• Exercise materials:
##############################

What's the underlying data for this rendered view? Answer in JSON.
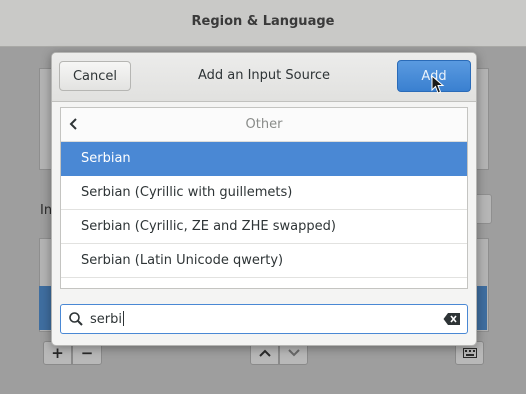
{
  "window": {
    "title": "Region & Language"
  },
  "background": {
    "section_label": "In",
    "add_symbol": "+",
    "remove_symbol": "−",
    "up_symbol": "⌃",
    "down_symbol": "⌄"
  },
  "dialog": {
    "title": "Add an Input Source",
    "cancel_label": "Cancel",
    "add_label": "Add",
    "list_header": "Other",
    "items": [
      {
        "label": "Serbian",
        "selected": true
      },
      {
        "label": "Serbian (Cyrillic with guillemets)",
        "selected": false
      },
      {
        "label": "Serbian (Cyrillic, ZE and ZHE swapped)",
        "selected": false
      },
      {
        "label": "Serbian (Latin Unicode qwerty)",
        "selected": false
      }
    ],
    "search": {
      "value": "serbi"
    }
  },
  "colors": {
    "accent": "#4a88d4",
    "add_button": "#3a80d0"
  }
}
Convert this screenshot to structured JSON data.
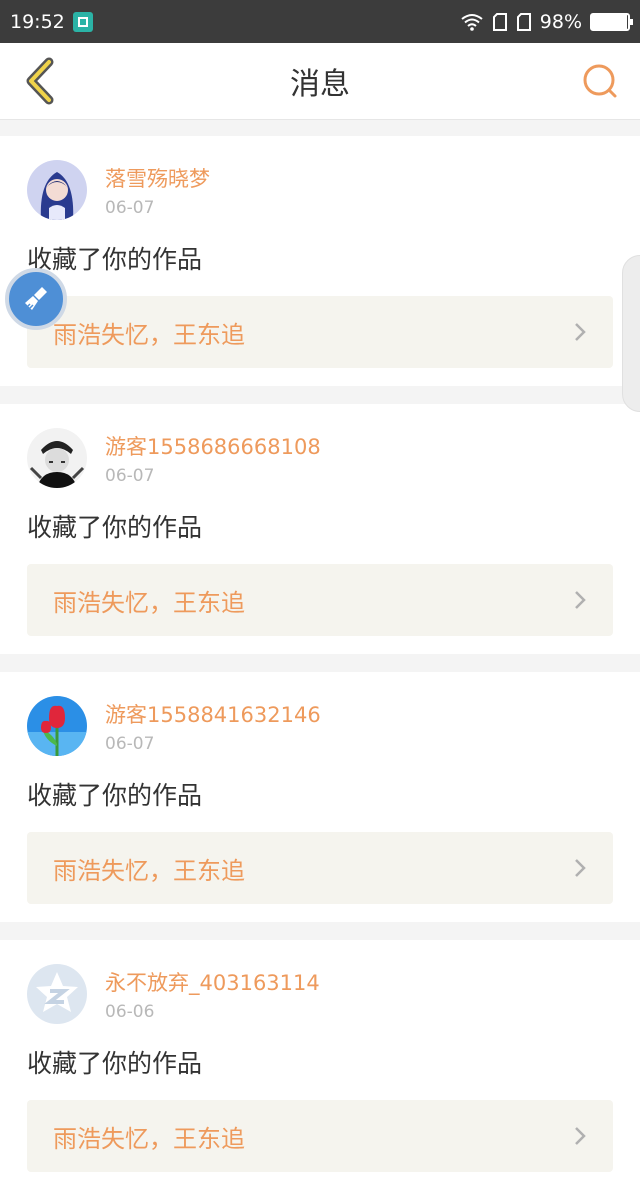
{
  "statusbar": {
    "time": "19:52",
    "battery_text": "98%",
    "battery_level": 0.98
  },
  "header": {
    "title": "消息",
    "accent_color": "#ee9a5c"
  },
  "messages": [
    {
      "username": "落雪殇晓梦",
      "date": "06-07",
      "action": "收藏了你的作品",
      "work_title": "雨浩失忆，王东追",
      "avatar": "anime"
    },
    {
      "username": "游客1558686668108",
      "date": "06-07",
      "action": "收藏了你的作品",
      "work_title": "雨浩失忆，王东追",
      "avatar": "grayscale-photo"
    },
    {
      "username": "游客1558841632146",
      "date": "06-07",
      "action": "收藏了你的作品",
      "work_title": "雨浩失忆，王东追",
      "avatar": "tulip"
    },
    {
      "username": "永不放弃_403163114",
      "date": "06-06",
      "action": "收藏了你的作品",
      "work_title": "雨浩失忆，王东追",
      "avatar": "qzone-default"
    }
  ],
  "icons": {
    "back": "chevron-left-icon",
    "search": "search-icon",
    "floating": "broom-icon",
    "item_arrow": "chevron-right-icon"
  }
}
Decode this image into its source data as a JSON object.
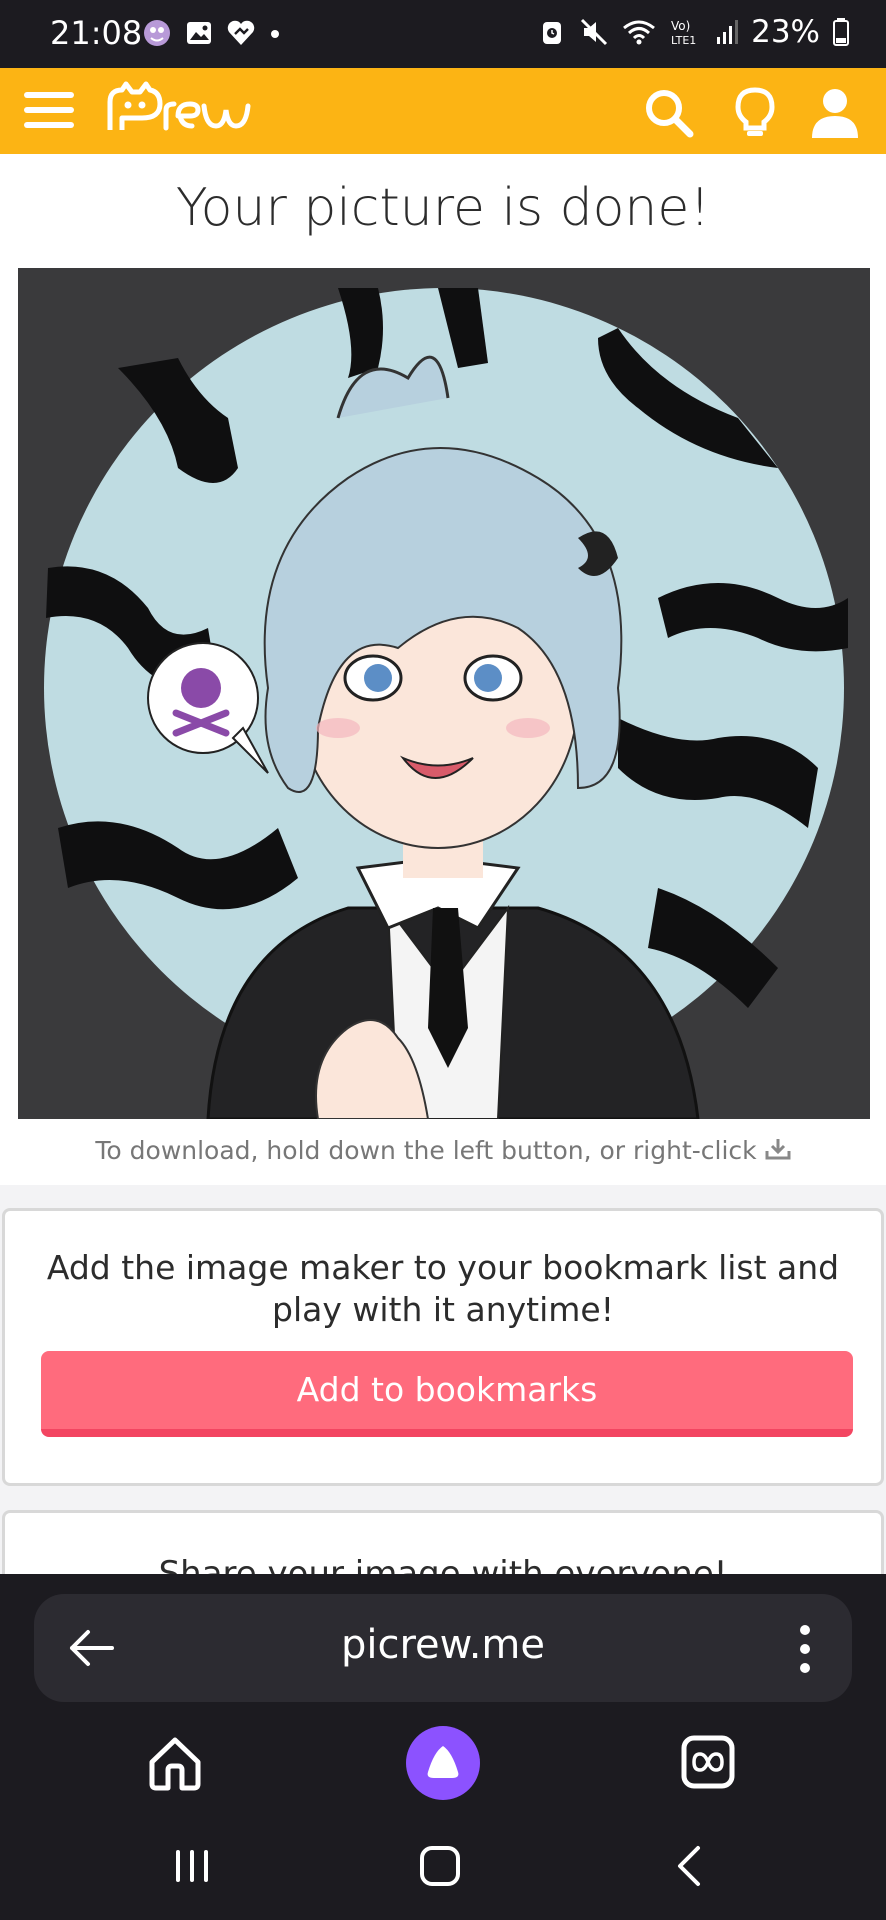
{
  "status_bar": {
    "time": "21:08",
    "battery": "23%",
    "icons": [
      "app-notification-icon",
      "gallery-icon",
      "heart-badge-icon",
      "dot-icon",
      "alarm-icon",
      "mute-icon",
      "wifi-icon",
      "volte-icon",
      "signal-icon",
      "battery-icon"
    ]
  },
  "header": {
    "logo_text": "Picrew",
    "icons": [
      "menu-icon",
      "search-icon",
      "lightbulb-icon",
      "user-icon"
    ],
    "accent": "#fcb414"
  },
  "main": {
    "title": "Your picture is done!",
    "image_alt": "Generated avatar picture",
    "download_hint": "To download, hold down the left button, or right-click"
  },
  "bookmark_card": {
    "text": "Add the image maker to your bookmark list and play with it anytime!",
    "button_label": "Add to bookmarks",
    "button_color": "#ff6b7d"
  },
  "share_card": {
    "text": "Share your image with everyone!"
  },
  "browser": {
    "url": "picrew.me",
    "icons": [
      "back-arrow-icon",
      "more-vert-icon",
      "home-icon",
      "assistant-icon",
      "tabs-icon"
    ]
  },
  "system_nav": {
    "icons": [
      "recent-apps-icon",
      "home-button-icon",
      "back-icon"
    ]
  }
}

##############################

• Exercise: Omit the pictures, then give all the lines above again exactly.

• Response box:
What's the underlying data for this rendered view? Answer in JSON.
{
  "window": {
    "title": "Region & Language"
  },
  "background": {
    "section_label": "In",
    "add_symbol": "+",
    "remove_symbol": "−",
    "up_symbol": "⌃",
    "down_symbol": "⌄"
  },
  "dialog": {
    "title": "Add an Input Source",
    "cancel_label": "Cancel",
    "add_label": "Add",
    "list_header": "Other",
    "items": [
      {
        "label": "Serbian",
        "selected": true
      },
      {
        "label": "Serbian (Cyrillic with guillemets)",
        "selected": false
      },
      {
        "label": "Serbian (Cyrillic, ZE and ZHE swapped)",
        "selected": false
      },
      {
        "label": "Serbian (Latin Unicode qwerty)",
        "selected": false
      }
    ],
    "search": {
      "value": "serbi"
    }
  },
  "colors": {
    "accent": "#4a88d4",
    "add_button": "#3a80d0"
  }
}
Convert this screenshot to structured JSON data.
{
  "statusbar": {
    "time": "19:52",
    "battery_text": "98%",
    "battery_level": 0.98
  },
  "header": {
    "title": "消息",
    "accent_color": "#ee9a5c"
  },
  "messages": [
    {
      "username": "落雪殇晓梦",
      "date": "06-07",
      "action": "收藏了你的作品",
      "work_title": "雨浩失忆，王东追",
      "avatar": "anime"
    },
    {
      "username": "游客1558686668108",
      "date": "06-07",
      "action": "收藏了你的作品",
      "work_title": "雨浩失忆，王东追",
      "avatar": "grayscale-photo"
    },
    {
      "username": "游客1558841632146",
      "date": "06-07",
      "action": "收藏了你的作品",
      "work_title": "雨浩失忆，王东追",
      "avatar": "tulip"
    },
    {
      "username": "永不放弃_403163114",
      "date": "06-06",
      "action": "收藏了你的作品",
      "work_title": "雨浩失忆，王东追",
      "avatar": "qzone-default"
    }
  ],
  "icons": {
    "back": "chevron-left-icon",
    "search": "search-icon",
    "floating": "broom-icon",
    "item_arrow": "chevron-right-icon"
  }
}
Decode this image into its source data as a JSON object.
{
  "status_bar": {
    "time": "21:08",
    "battery": "23%",
    "icons": [
      "app-notification-icon",
      "gallery-icon",
      "heart-badge-icon",
      "dot-icon",
      "alarm-icon",
      "mute-icon",
      "wifi-icon",
      "volte-icon",
      "signal-icon",
      "battery-icon"
    ]
  },
  "header": {
    "logo_text": "Picrew",
    "icons": [
      "menu-icon",
      "search-icon",
      "lightbulb-icon",
      "user-icon"
    ],
    "accent": "#fcb414"
  },
  "main": {
    "title": "Your picture is done!",
    "image_alt": "Generated avatar picture",
    "download_hint": "To download, hold down the left button, or right-click"
  },
  "bookmark_card": {
    "text": "Add the image maker to your bookmark list and play with it anytime!",
    "button_label": "Add to bookmarks",
    "button_color": "#ff6b7d"
  },
  "share_card": {
    "text": "Share your image with everyone!"
  },
  "browser": {
    "url": "picrew.me",
    "icons": [
      "back-arrow-icon",
      "more-vert-icon",
      "home-icon",
      "assistant-icon",
      "tabs-icon"
    ]
  },
  "system_nav": {
    "icons": [
      "recent-apps-icon",
      "home-button-icon",
      "back-icon"
    ]
  }
}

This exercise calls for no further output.